Former President Bill Clinton is looking to keep Arkansas blue—or at least a purplish tone. He has an uphill battle. But if Democrat Patrick Henry Hayes is beating GOP businessman French Hill in Arkansas’s 2nd Congressional District, then it could be a better than expected night for the Democrats running for governor, Senate and in the other close House race in Arkansas’s fourth district.

9 p.m. ET polls close in Arizona, Colorado, Kansas, Louisiana, Michigan, Minnesota, Nebraska, New Mexico, New York, North Dakota, South Dakota, Texas, Wisconsin and Wyoming

In New York’s 1st Congressional District, if Republicans finally succeed in knocking off Democratic Rep. Tim Bishop after a decade and millions of dollars worth of attempts, then you know it’s a good year for the GOP.

Conversely, if Republican Rep. Terry Lee is losing his Republican-leaning seat in Nebraska’s 3rd Congressional District in a Republican-leaning year, that’s a bad night for the GOP.

10 p.m. ET polls close in Iowa, Montana, Nevada and Utah

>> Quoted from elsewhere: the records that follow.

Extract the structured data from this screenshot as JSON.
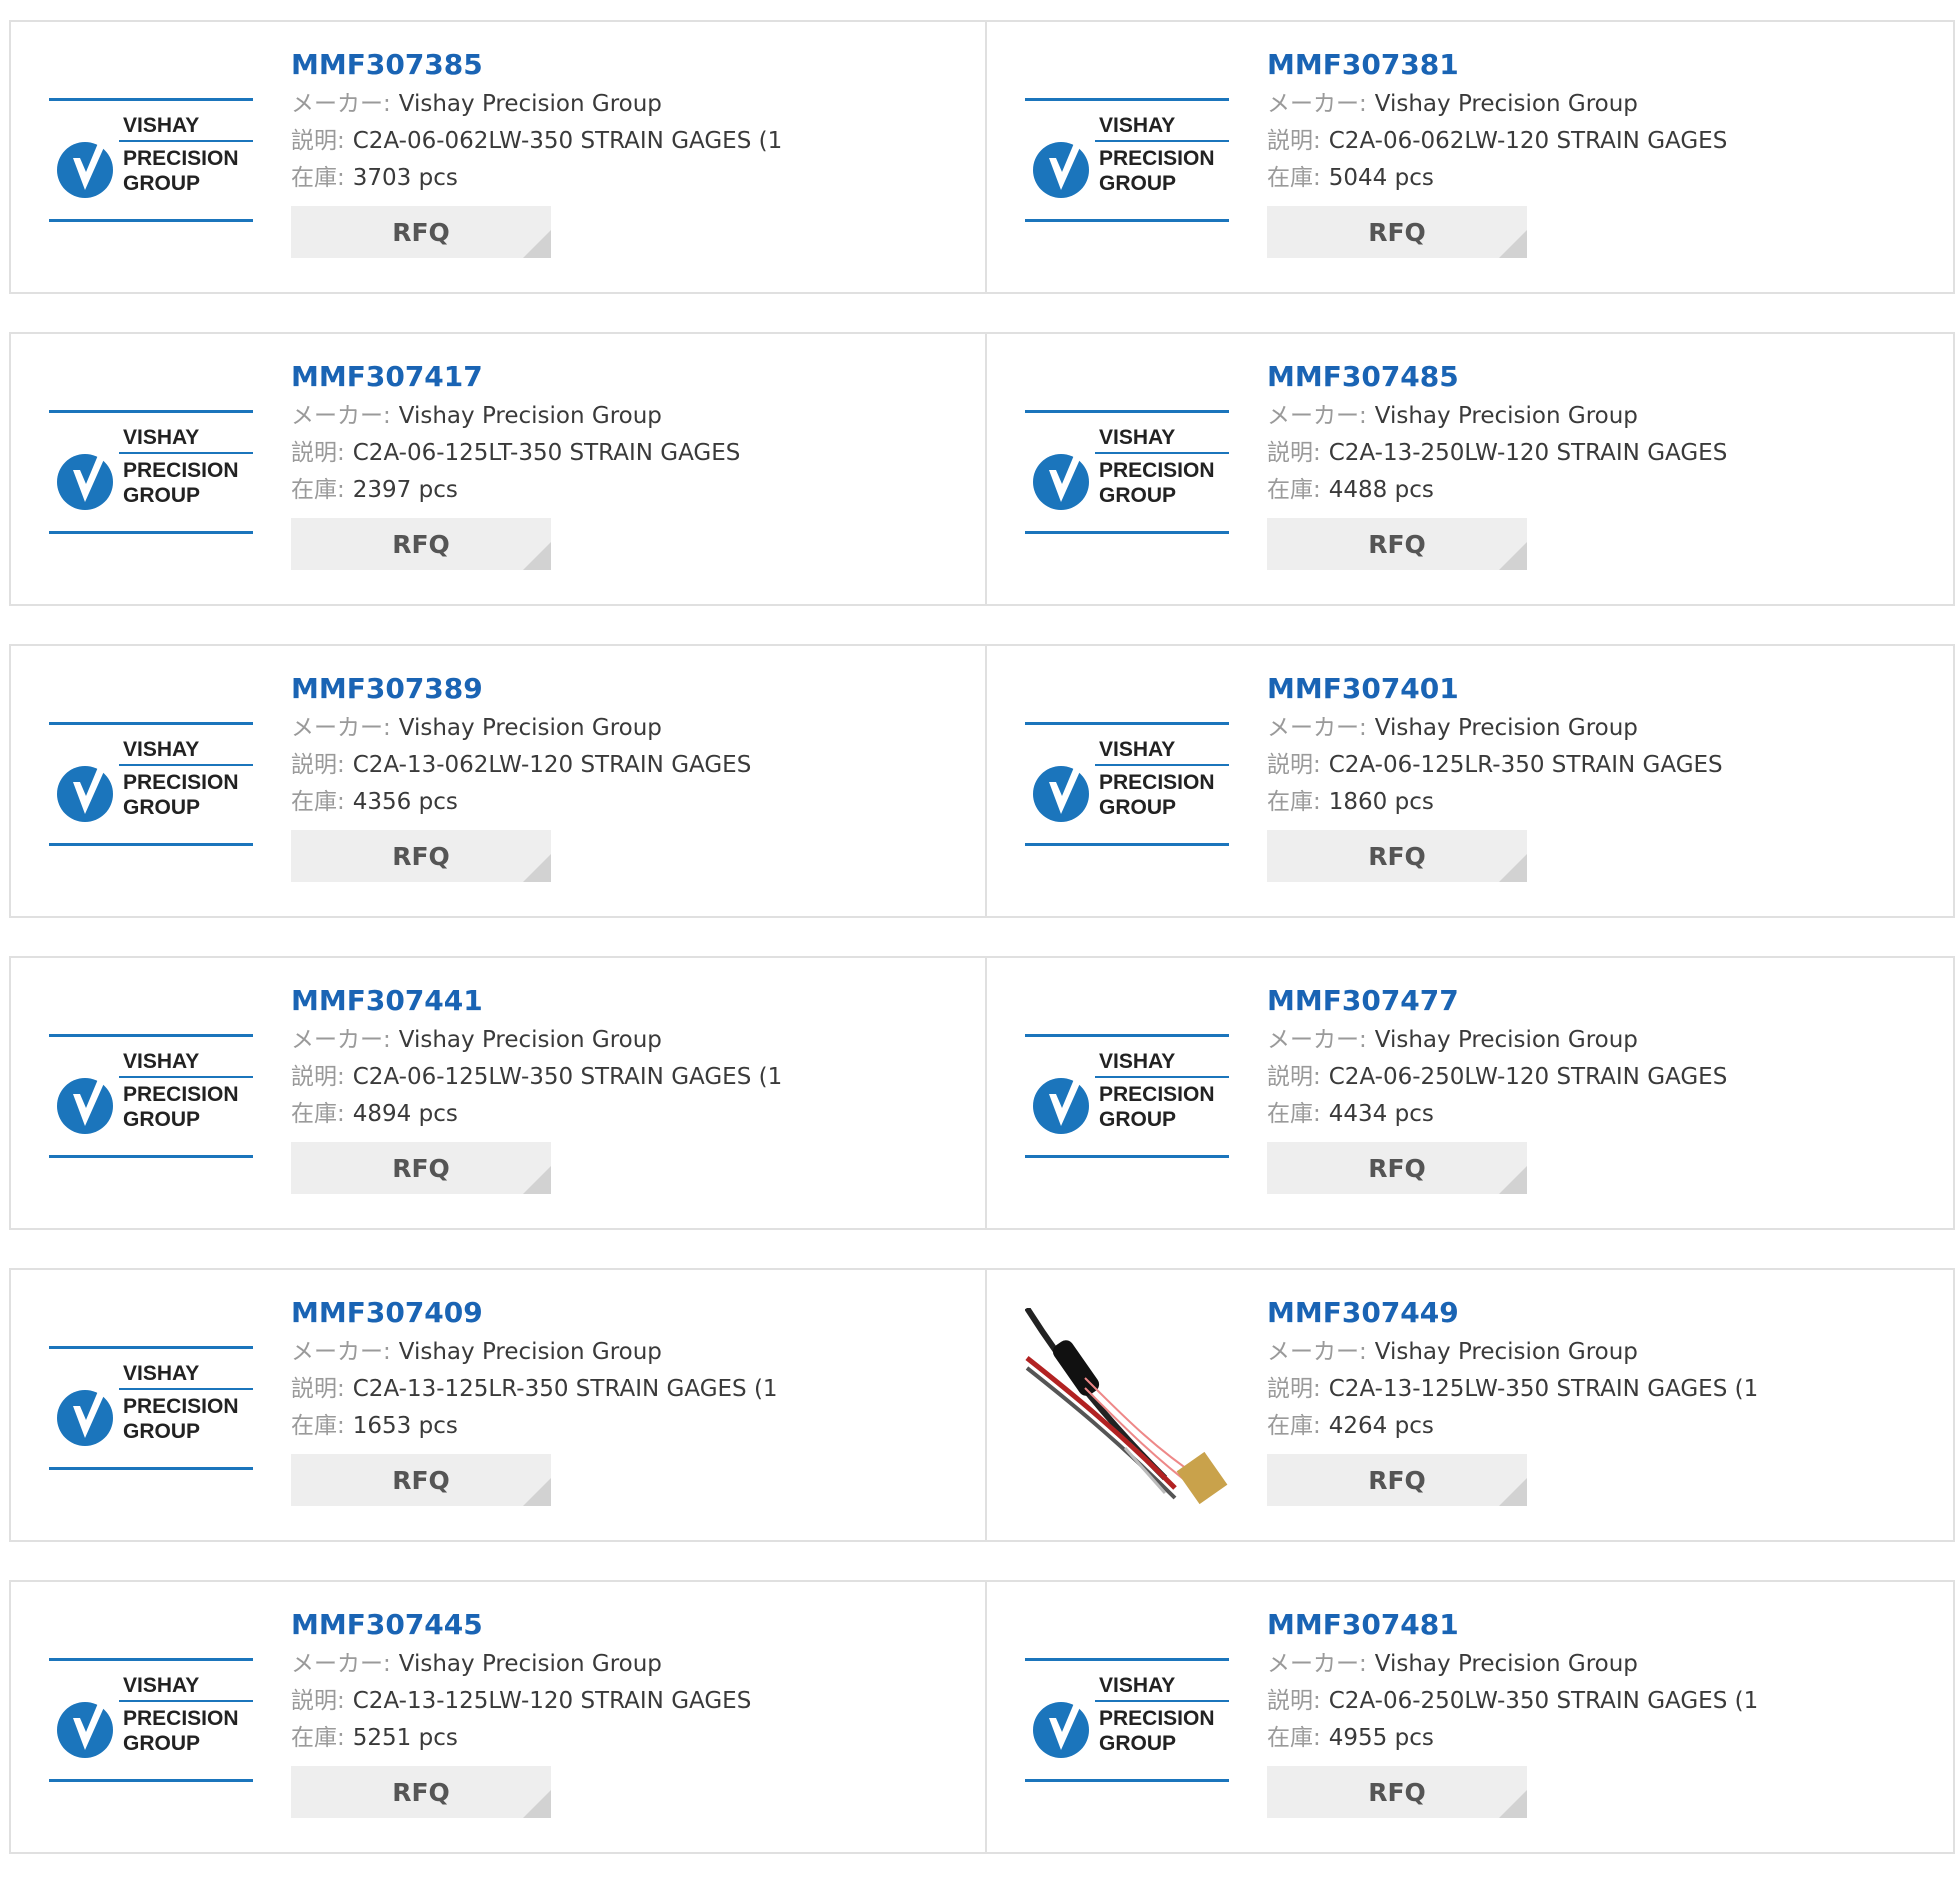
{
  "labels": {
    "maker": "メーカー:",
    "description": "説明:",
    "stock": "在庫:",
    "rfq": "RFQ"
  },
  "logo_text": {
    "line1": "VISHAY",
    "line2": "PRECISION",
    "line3": "GROUP"
  },
  "colors": {
    "part_link": "#1a64b4",
    "logo_blue": "#1b75bc",
    "button_bg": "#eeeeee"
  },
  "products": [
    {
      "part": "MMF307385",
      "maker": "Vishay Precision Group",
      "description": "C2A-06-062LW-350 STRAIN GAGES (1",
      "stock": "3703 pcs",
      "image": "vishay-logo"
    },
    {
      "part": "MMF307381",
      "maker": "Vishay Precision Group",
      "description": "C2A-06-062LW-120 STRAIN GAGES",
      "stock": "5044 pcs",
      "image": "vishay-logo"
    },
    {
      "part": "MMF307417",
      "maker": "Vishay Precision Group",
      "description": "C2A-06-125LT-350 STRAIN GAGES",
      "stock": "2397 pcs",
      "image": "vishay-logo"
    },
    {
      "part": "MMF307485",
      "maker": "Vishay Precision Group",
      "description": "C2A-13-250LW-120 STRAIN GAGES",
      "stock": "4488 pcs",
      "image": "vishay-logo"
    },
    {
      "part": "MMF307389",
      "maker": "Vishay Precision Group",
      "description": "C2A-13-062LW-120 STRAIN GAGES",
      "stock": "4356 pcs",
      "image": "vishay-logo"
    },
    {
      "part": "MMF307401",
      "maker": "Vishay Precision Group",
      "description": "C2A-06-125LR-350 STRAIN GAGES",
      "stock": "1860 pcs",
      "image": "vishay-logo"
    },
    {
      "part": "MMF307441",
      "maker": "Vishay Precision Group",
      "description": "C2A-06-125LW-350 STRAIN GAGES (1",
      "stock": "4894 pcs",
      "image": "vishay-logo"
    },
    {
      "part": "MMF307477",
      "maker": "Vishay Precision Group",
      "description": "C2A-06-250LW-120 STRAIN GAGES",
      "stock": "4434 pcs",
      "image": "vishay-logo"
    },
    {
      "part": "MMF307409",
      "maker": "Vishay Precision Group",
      "description": "C2A-13-125LR-350 STRAIN GAGES (1",
      "stock": "1653 pcs",
      "image": "vishay-logo"
    },
    {
      "part": "MMF307449",
      "maker": "Vishay Precision Group",
      "description": "C2A-13-125LW-350 STRAIN GAGES (1",
      "stock": "4264 pcs",
      "image": "strain-gage-photo"
    },
    {
      "part": "MMF307445",
      "maker": "Vishay Precision Group",
      "description": "C2A-13-125LW-120 STRAIN GAGES",
      "stock": "5251 pcs",
      "image": "vishay-logo"
    },
    {
      "part": "MMF307481",
      "maker": "Vishay Precision Group",
      "description": "C2A-06-250LW-350 STRAIN GAGES (1",
      "stock": "4955 pcs",
      "image": "vishay-logo"
    }
  ]
}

The Senate race in Iowa to fill retiring Democratic Sen. Tom Harkin’s seat is a nail biter. Democrat Bruce Braley is taking on Republican Joni Ernst. There are two close House races in Iowa that could be bellwethers. Democrat Staci Appel is running against David Young, a former GOP Senate staffer, in Iowa’s 3rd Congressional District. And Marionette Miller-Meeks is trying for a third time to oust Democratic Rep. Dave Loebsack in Iowa’s 2nd Congressional District. The fate of Appel and Miller-Meeks will give clues about which way Iowa is going.

11 p.m. ET polls close in California, Idaho, Hawaii, Oregon and Washington

Hawaii has a tight gubernatorial race after incumbent Democrat Neil Abercrombie lost his primary to State Sen. David Ige. Ige is facing a strong GOP challenge from former Lt. Gov. Duke Aiona. If Obama’s childhood home goes red, well that tells you something.

1 a.m. ET polls close in Alaska

If you’re still awake, Alaska has close gubernatorial and Senate races. Heavy turnout in Anchorage would favor incumbent Democratic Sen. Mark Begich and independent gubernatorial candidate Bill Walker. Low turnout would favor GOP Senate challenger Dan Sullivan and incumbent GOP Gov. Sean Parnell.

More Must-Read Stories From TIME

Contact us at letters@time.com.

Read More From TIME
You May Also Like
EDIT POST